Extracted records
******
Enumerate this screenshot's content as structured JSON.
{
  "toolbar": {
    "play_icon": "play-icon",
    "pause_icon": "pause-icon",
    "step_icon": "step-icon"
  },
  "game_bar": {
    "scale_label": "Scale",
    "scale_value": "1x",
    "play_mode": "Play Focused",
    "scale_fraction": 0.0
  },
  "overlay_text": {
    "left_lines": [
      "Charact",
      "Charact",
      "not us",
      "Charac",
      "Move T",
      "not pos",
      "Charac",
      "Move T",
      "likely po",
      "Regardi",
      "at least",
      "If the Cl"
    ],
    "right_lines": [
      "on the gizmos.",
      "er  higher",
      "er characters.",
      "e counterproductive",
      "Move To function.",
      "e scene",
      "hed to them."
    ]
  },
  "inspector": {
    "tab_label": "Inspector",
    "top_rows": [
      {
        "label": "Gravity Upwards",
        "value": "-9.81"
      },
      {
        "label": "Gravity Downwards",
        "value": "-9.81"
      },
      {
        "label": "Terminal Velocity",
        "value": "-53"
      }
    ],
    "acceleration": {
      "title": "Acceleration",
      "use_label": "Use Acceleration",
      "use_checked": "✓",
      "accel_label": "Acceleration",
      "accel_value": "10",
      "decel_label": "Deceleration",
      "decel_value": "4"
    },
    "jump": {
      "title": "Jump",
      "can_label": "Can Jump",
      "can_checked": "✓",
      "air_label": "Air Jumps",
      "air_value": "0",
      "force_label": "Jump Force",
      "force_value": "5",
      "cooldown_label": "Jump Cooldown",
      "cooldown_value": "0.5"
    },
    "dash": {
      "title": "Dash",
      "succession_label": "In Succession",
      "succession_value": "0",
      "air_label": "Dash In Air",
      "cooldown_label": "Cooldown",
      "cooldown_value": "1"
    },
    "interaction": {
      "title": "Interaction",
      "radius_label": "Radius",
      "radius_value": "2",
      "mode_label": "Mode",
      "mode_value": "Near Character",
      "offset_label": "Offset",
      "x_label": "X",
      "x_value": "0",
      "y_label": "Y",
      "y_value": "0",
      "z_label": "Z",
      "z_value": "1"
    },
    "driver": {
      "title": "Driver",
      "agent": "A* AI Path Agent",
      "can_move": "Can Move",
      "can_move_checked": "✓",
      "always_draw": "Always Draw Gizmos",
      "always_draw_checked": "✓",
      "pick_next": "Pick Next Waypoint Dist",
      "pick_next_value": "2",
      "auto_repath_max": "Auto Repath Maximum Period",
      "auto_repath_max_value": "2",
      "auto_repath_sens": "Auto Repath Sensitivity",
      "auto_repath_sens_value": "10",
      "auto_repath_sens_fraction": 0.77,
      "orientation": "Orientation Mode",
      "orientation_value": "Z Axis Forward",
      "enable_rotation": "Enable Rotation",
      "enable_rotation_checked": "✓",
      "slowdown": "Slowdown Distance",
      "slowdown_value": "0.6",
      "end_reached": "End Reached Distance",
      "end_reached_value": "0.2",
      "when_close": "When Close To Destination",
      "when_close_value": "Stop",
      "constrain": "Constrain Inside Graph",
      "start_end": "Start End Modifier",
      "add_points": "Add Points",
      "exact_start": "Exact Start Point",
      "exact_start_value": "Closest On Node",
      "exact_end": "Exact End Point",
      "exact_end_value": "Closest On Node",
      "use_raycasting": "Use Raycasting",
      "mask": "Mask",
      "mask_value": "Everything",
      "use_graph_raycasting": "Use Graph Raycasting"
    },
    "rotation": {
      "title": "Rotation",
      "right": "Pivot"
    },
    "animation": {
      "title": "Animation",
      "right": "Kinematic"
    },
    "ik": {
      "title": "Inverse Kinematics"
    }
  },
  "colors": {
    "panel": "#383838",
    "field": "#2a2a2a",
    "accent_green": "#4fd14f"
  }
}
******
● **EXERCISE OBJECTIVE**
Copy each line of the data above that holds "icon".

● **RESULT OF THE EXERCISE**
    "play_icon": "play-icon",
    "pause_icon": "pause-icon",
    "step_icon": "step-icon"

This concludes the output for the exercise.